School superintendent Melissa Conrath believes that the new Ohio legislature will save Worthington's all-day kindergarten program.

School superintendent Melissa Conrath believes that the new Ohio legislature will save Worthington's all-day kindergarten program.

She believes it so strongly that on Monday night she convinced the Worthington Board of Education to table a resolution to seek a waiver that would give the district options if the lawmakers do not come through with House Bill 30.

Applying for the waiver would take up valuable staff time and, if the bill is not passed, the waiver can be brought back before the board later, she said.

HB 30 would repeal many of the educational reforms approved under former Gov. Ted Strickland. Among those is a requirement that all districts offer all-day kindergarten free of charge.

That would mean that Worthington's eight-year old K-plus program would no longer be legal because the district charges parents a fee. About 80 percent of the district's kindergartners attend the all-day program. The rest are in the traditional half-day program, which charges no fee.

Unless HB 30 is approved, the changes will go into effect next school year.

For now, the district is carrying on as if the bill will become law. Kindergarten parents are being told to expect to pay for the all-day program next year.

"We are optimistic the legislation will pass," Conrath told the board. "The sooner we know the better."

Kindergarten registration begins in early March.

State Rep. Mike Duffey said the bill should be passed and on Gov. John Kasich's desk for signing by mid-March.

If it does not pass, the board is expected to bring the waiver resolution off the table and send it on to the Ohio Department of Education for approval.

The waiver would allow districts to forego offering all-day programs to all children for no fee. Worthington could opt to offer the program to a few students, or to none. It just could not charge a fee, even with the waiver.

To offer the program to all students without fees would cost approximately $1-million a year.

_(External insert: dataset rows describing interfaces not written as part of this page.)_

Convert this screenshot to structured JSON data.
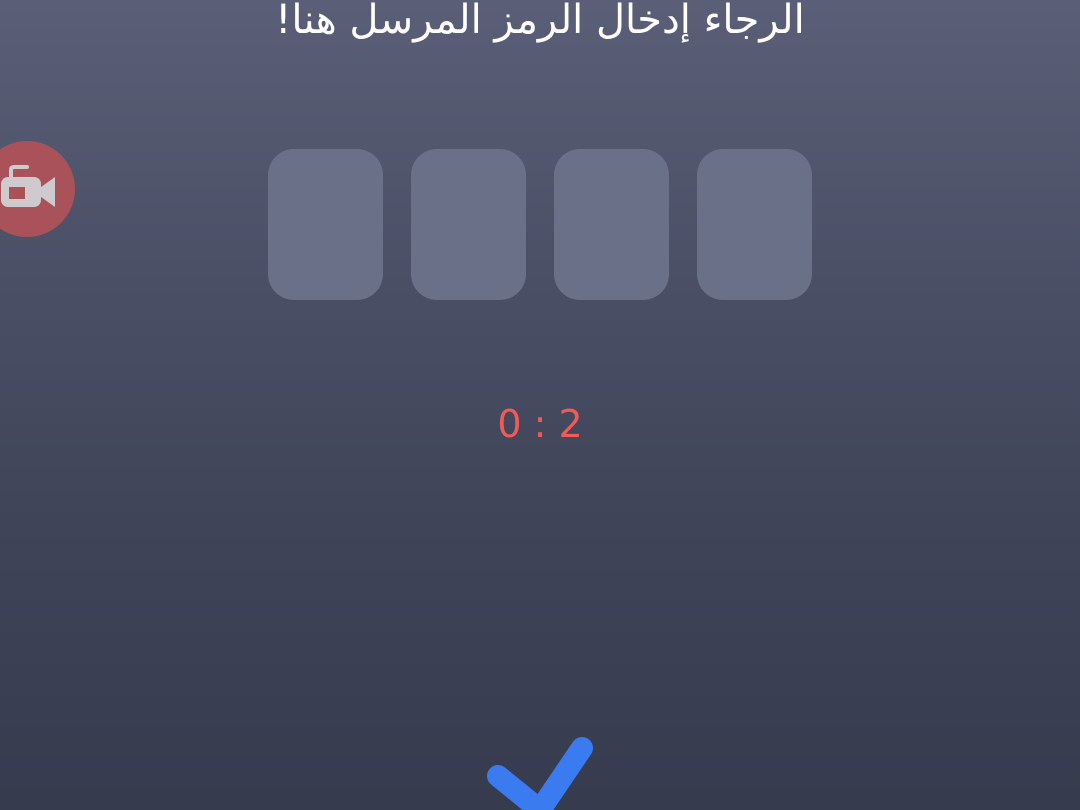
{
  "header": {
    "title": "الرجاء إدخال الرمز المرسل هنا!"
  },
  "code_input": {
    "digits": [
      "",
      "",
      "",
      ""
    ]
  },
  "timer": {
    "text": "0 : 2"
  },
  "icons": {
    "record": "video-camera-icon",
    "confirm": "checkmark-icon"
  },
  "colors": {
    "background_top": "#5a5f77",
    "background_bottom": "#363b4e",
    "code_box": "#6b7089",
    "timer": "#f15a55",
    "record_button": "#b25258",
    "confirm": "#3b7bf0"
  }
}
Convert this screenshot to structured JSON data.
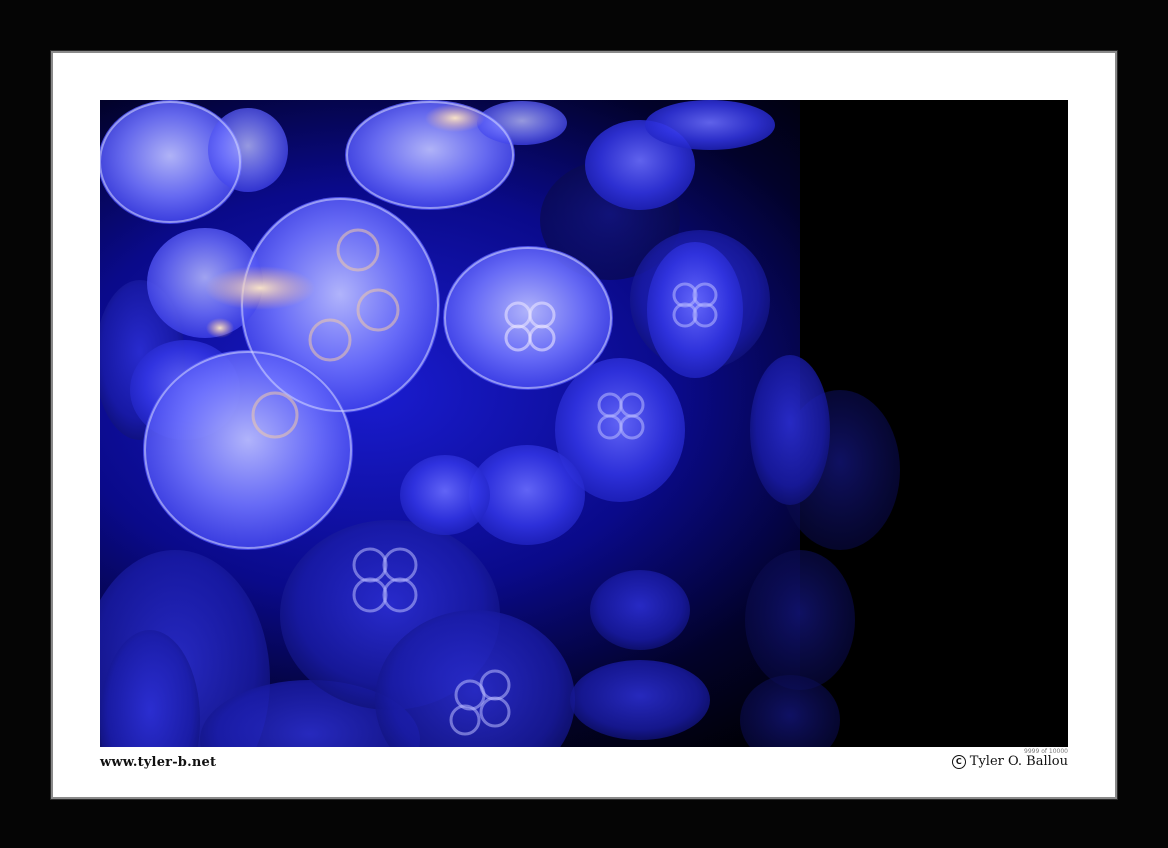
{
  "footer": {
    "website": "www.tyler-b.net",
    "edition": "9999 of 10000",
    "copyright_symbol": "C",
    "author": "Tyler O. Ballou"
  },
  "photo": {
    "subject_icon": "jellyfish-photo",
    "background_color": "#000000",
    "glow_color": "#2a2cff",
    "highlight_color": "#c9cdff"
  },
  "frame": {
    "frame_color": "#050505",
    "mat_color": "#ffffff"
  }
}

All districts are also gearing up for cuts in state support of education that will show up in the biennial budget expected to be unveiled in March.

Duffey said he did not know how much of a loss Worthington should expect.

"I would say budget conservatively," he told the board.

Also on Monday, the school board approved the resignation of Jeanne Paliotto, who has been an administrator with the Worthington Schools for the past 19 years.

Her most recent assignment was director of human resources. She has also been principal of McCord Middle School and director of secondary education.

She will become executive director of the Office of School Improvement for the Ohio Department of Education.

The board also voted to sanction bowling clubs at both Thomas Worthington and Worthington Kilbourne high schools. [See related story on Page B1.]

The move was necessary to allow the clubs to participate in Ohio High School Athletic Association events.

The clubs are organized by volunteers and there is no cost to the district.